• YOUR TASK: The data below needs to be returned exactly, line for line.

TASK INPUT START

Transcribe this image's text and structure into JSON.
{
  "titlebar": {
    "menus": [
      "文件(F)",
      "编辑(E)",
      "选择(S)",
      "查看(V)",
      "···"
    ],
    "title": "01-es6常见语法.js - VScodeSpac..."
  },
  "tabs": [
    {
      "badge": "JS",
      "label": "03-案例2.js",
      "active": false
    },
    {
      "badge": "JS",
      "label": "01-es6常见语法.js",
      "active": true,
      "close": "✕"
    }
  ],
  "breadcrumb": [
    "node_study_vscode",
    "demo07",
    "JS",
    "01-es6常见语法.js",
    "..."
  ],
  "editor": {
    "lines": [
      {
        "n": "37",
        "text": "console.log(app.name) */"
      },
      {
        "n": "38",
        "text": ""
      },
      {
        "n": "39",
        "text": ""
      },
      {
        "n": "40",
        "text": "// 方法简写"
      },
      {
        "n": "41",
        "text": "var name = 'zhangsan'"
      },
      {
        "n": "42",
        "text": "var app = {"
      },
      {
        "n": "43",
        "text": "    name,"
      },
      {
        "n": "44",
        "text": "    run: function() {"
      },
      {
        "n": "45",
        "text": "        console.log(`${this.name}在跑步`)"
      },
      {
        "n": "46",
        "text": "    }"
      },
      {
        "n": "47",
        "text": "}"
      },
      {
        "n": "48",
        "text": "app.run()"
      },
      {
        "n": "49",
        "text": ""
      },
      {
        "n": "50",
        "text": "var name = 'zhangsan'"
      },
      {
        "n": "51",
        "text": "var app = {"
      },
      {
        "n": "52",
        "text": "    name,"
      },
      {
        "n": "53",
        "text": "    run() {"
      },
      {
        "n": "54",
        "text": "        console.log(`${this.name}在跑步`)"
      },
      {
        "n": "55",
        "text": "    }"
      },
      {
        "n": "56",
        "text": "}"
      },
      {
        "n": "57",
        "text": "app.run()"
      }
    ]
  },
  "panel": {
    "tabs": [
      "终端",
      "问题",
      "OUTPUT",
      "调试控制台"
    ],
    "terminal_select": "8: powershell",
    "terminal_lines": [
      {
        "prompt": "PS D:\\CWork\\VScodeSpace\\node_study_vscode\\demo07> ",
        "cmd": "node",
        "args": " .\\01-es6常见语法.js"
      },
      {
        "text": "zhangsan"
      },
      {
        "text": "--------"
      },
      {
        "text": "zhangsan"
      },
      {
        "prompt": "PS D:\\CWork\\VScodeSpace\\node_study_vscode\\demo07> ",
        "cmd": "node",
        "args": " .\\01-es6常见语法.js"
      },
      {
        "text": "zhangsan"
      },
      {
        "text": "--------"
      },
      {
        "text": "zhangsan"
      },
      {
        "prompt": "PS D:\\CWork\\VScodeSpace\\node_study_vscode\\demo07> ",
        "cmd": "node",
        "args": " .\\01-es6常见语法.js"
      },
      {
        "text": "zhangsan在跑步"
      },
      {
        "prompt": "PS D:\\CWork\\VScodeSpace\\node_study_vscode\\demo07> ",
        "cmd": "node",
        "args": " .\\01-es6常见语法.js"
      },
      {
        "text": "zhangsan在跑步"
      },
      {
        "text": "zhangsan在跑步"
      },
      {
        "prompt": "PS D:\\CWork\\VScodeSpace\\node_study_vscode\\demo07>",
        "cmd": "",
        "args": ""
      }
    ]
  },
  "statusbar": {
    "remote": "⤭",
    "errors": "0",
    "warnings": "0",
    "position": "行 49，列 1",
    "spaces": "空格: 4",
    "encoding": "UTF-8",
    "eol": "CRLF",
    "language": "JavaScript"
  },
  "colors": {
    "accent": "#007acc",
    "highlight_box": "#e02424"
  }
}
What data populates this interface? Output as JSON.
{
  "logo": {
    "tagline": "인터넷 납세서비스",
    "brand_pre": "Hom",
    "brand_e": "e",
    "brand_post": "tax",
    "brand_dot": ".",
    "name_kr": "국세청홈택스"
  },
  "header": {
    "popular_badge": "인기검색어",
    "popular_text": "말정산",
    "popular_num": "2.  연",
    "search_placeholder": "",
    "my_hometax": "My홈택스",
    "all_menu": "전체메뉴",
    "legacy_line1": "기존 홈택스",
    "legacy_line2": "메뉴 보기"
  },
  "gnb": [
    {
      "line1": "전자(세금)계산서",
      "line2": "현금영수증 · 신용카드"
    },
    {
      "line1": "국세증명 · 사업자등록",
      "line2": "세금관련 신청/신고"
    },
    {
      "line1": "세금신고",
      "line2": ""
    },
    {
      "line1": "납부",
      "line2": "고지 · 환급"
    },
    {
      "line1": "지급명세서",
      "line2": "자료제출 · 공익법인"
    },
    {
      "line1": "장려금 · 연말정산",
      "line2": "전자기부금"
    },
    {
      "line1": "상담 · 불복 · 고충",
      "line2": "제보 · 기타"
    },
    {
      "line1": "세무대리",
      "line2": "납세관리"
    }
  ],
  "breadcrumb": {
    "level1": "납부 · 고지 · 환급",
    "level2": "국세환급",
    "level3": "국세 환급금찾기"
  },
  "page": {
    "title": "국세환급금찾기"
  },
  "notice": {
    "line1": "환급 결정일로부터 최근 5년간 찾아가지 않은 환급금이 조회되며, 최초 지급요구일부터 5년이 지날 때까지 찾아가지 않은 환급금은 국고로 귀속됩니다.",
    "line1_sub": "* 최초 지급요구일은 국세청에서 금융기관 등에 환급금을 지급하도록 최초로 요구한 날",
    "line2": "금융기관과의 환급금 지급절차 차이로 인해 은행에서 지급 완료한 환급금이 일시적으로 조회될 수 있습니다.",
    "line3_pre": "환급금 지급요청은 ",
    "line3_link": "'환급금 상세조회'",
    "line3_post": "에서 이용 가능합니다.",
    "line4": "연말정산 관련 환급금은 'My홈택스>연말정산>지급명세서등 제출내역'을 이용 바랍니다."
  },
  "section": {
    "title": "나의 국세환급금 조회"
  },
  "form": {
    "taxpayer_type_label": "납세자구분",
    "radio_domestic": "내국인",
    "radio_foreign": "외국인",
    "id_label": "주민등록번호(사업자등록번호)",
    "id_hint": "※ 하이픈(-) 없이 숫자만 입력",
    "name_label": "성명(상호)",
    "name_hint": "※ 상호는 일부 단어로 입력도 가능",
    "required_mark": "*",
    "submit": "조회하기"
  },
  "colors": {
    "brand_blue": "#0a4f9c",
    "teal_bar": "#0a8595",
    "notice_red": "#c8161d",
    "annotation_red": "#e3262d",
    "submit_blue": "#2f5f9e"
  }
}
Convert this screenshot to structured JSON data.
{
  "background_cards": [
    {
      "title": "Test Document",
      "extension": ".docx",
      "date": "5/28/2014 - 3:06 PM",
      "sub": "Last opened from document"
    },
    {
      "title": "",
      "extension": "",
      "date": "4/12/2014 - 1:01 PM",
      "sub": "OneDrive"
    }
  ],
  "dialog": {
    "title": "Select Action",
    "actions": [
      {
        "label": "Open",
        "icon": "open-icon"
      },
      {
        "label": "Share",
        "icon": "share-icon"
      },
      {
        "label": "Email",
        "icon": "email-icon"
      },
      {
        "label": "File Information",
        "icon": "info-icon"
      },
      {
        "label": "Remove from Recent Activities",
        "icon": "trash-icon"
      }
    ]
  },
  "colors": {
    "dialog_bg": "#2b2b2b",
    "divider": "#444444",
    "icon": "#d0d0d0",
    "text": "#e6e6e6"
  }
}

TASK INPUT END

• ANSWER AREA:
Transcribe this image's text and structure into JSON.
{
  "titlebar": {
    "menus": [
      "文件(F)",
      "编辑(E)",
      "选择(S)",
      "查看(V)",
      "···"
    ],
    "title": "01-es6常见语法.js - VScodeSpac..."
  },
  "tabs": [
    {
      "badge": "JS",
      "label": "03-案例2.js",
      "active": false
    },
    {
      "badge": "JS",
      "label": "01-es6常见语法.js",
      "active": true,
      "close": "✕"
    }
  ],
  "breadcrumb": [
    "node_study_vscode",
    "demo07",
    "JS",
    "01-es6常见语法.js",
    "..."
  ],
  "editor": {
    "lines": [
      {
        "n": "37",
        "text": "console.log(app.name) */"
      },
      {
        "n": "38",
        "text": ""
      },
      {
        "n": "39",
        "text": ""
      },
      {
        "n": "40",
        "text": "// 方法简写"
      },
      {
        "n": "41",
        "text": "var name = 'zhangsan'"
      },
      {
        "n": "42",
        "text": "var app = {"
      },
      {
        "n": "43",
        "text": "    name,"
      },
      {
        "n": "44",
        "text": "    run: function() {"
      },
      {
        "n": "45",
        "text": "        console.log(`${this.name}在跑步`)"
      },
      {
        "n": "46",
        "text": "    }"
      },
      {
        "n": "47",
        "text": "}"
      },
      {
        "n": "48",
        "text": "app.run()"
      },
      {
        "n": "49",
        "text": ""
      },
      {
        "n": "50",
        "text": "var name = 'zhangsan'"
      },
      {
        "n": "51",
        "text": "var app = {"
      },
      {
        "n": "52",
        "text": "    name,"
      },
      {
        "n": "53",
        "text": "    run() {"
      },
      {
        "n": "54",
        "text": "        console.log(`${this.name}在跑步`)"
      },
      {
        "n": "55",
        "text": "    }"
      },
      {
        "n": "56",
        "text": "}"
      },
      {
        "n": "57",
        "text": "app.run()"
      }
    ]
  },
  "panel": {
    "tabs": [
      "终端",
      "问题",
      "OUTPUT",
      "调试控制台"
    ],
    "terminal_select": "8: powershell",
    "terminal_lines": [
      {
        "prompt": "PS D:\\CWork\\VScodeSpace\\node_study_vscode\\demo07> ",
        "cmd": "node",
        "args": " .\\01-es6常见语法.js"
      },
      {
        "text": "zhangsan"
      },
      {
        "text": "--------"
      },
      {
        "text": "zhangsan"
      },
      {
        "prompt": "PS D:\\CWork\\VScodeSpace\\node_study_vscode\\demo07> ",
        "cmd": "node",
        "args": " .\\01-es6常见语法.js"
      },
      {
        "text": "zhangsan"
      },
      {
        "text": "--------"
      },
      {
        "text": "zhangsan"
      },
      {
        "prompt": "PS D:\\CWork\\VScodeSpace\\node_study_vscode\\demo07> ",
        "cmd": "node",
        "args": " .\\01-es6常见语法.js"
      },
      {
        "text": "zhangsan在跑步"
      },
      {
        "prompt": "PS D:\\CWork\\VScodeSpace\\node_study_vscode\\demo07> ",
        "cmd": "node",
        "args": " .\\01-es6常见语法.js"
      },
      {
        "text": "zhangsan在跑步"
      },
      {
        "text": "zhangsan在跑步"
      },
      {
        "prompt": "PS D:\\CWork\\VScodeSpace\\node_study_vscode\\demo07>",
        "cmd": "",
        "args": ""
      }
    ]
  },
  "statusbar": {
    "remote": "⤭",
    "errors": "0",
    "warnings": "0",
    "position": "行 49，列 1",
    "spaces": "空格: 4",
    "encoding": "UTF-8",
    "eol": "CRLF",
    "language": "JavaScript"
  },
  "colors": {
    "accent": "#007acc",
    "highlight_box": "#e02424"
  }
}
What data populates this interface? Output as JSON.
{
  "logo": {
    "tagline": "인터넷 납세서비스",
    "brand_pre": "Hom",
    "brand_e": "e",
    "brand_post": "tax",
    "brand_dot": ".",
    "name_kr": "국세청홈택스"
  },
  "header": {
    "popular_badge": "인기검색어",
    "popular_text": "말정산",
    "popular_num": "2.  연",
    "search_placeholder": "",
    "my_hometax": "My홈택스",
    "all_menu": "전체메뉴",
    "legacy_line1": "기존 홈택스",
    "legacy_line2": "메뉴 보기"
  },
  "gnb": [
    {
      "line1": "전자(세금)계산서",
      "line2": "현금영수증 · 신용카드"
    },
    {
      "line1": "국세증명 · 사업자등록",
      "line2": "세금관련 신청/신고"
    },
    {
      "line1": "세금신고",
      "line2": ""
    },
    {
      "line1": "납부",
      "line2": "고지 · 환급"
    },
    {
      "line1": "지급명세서",
      "line2": "자료제출 · 공익법인"
    },
    {
      "line1": "장려금 · 연말정산",
      "line2": "전자기부금"
    },
    {
      "line1": "상담 · 불복 · 고충",
      "line2": "제보 · 기타"
    },
    {
      "line1": "세무대리",
      "line2": "납세관리"
    }
  ],
  "breadcrumb": {
    "level1": "납부 · 고지 · 환급",
    "level2": "국세환급",
    "level3": "국세 환급금찾기"
  },
  "page": {
    "title": "국세환급금찾기"
  },
  "notice": {
    "line1": "환급 결정일로부터 최근 5년간 찾아가지 않은 환급금이 조회되며, 최초 지급요구일부터 5년이 지날 때까지 찾아가지 않은 환급금은 국고로 귀속됩니다.",
    "line1_sub": "* 최초 지급요구일은 국세청에서 금융기관 등에 환급금을 지급하도록 최초로 요구한 날",
    "line2": "금융기관과의 환급금 지급절차 차이로 인해 은행에서 지급 완료한 환급금이 일시적으로 조회될 수 있습니다.",
    "line3_pre": "환급금 지급요청은 ",
    "line3_link": "'환급금 상세조회'",
    "line3_post": "에서 이용 가능합니다.",
    "line4": "연말정산 관련 환급금은 'My홈택스>연말정산>지급명세서등 제출내역'을 이용 바랍니다."
  },
  "section": {
    "title": "나의 국세환급금 조회"
  },
  "form": {
    "taxpayer_type_label": "납세자구분",
    "radio_domestic": "내국인",
    "radio_foreign": "외국인",
    "id_label": "주민등록번호(사업자등록번호)",
    "id_hint": "※ 하이픈(-) 없이 숫자만 입력",
    "name_label": "성명(상호)",
    "name_hint": "※ 상호는 일부 단어로 입력도 가능",
    "required_mark": "*",
    "submit": "조회하기"
  },
  "colors": {
    "brand_blue": "#0a4f9c",
    "teal_bar": "#0a8595",
    "notice_red": "#c8161d",
    "annotation_red": "#e3262d",
    "submit_blue": "#2f5f9e"
  }
}
Convert this screenshot to structured JSON data.
{
  "background_cards": [
    {
      "title": "Test Document",
      "extension": ".docx",
      "date": "5/28/2014 - 3:06 PM",
      "sub": "Last opened from document"
    },
    {
      "title": "",
      "extension": "",
      "date": "4/12/2014 - 1:01 PM",
      "sub": "OneDrive"
    }
  ],
  "dialog": {
    "title": "Select Action",
    "actions": [
      {
        "label": "Open",
        "icon": "open-icon"
      },
      {
        "label": "Share",
        "icon": "share-icon"
      },
      {
        "label": "Email",
        "icon": "email-icon"
      },
      {
        "label": "File Information",
        "icon": "info-icon"
      },
      {
        "label": "Remove from Recent Activities",
        "icon": "trash-icon"
      }
    ]
  },
  "colors": {
    "dialog_bg": "#2b2b2b",
    "divider": "#444444",
    "icon": "#d0d0d0",
    "text": "#e6e6e6"
  }
}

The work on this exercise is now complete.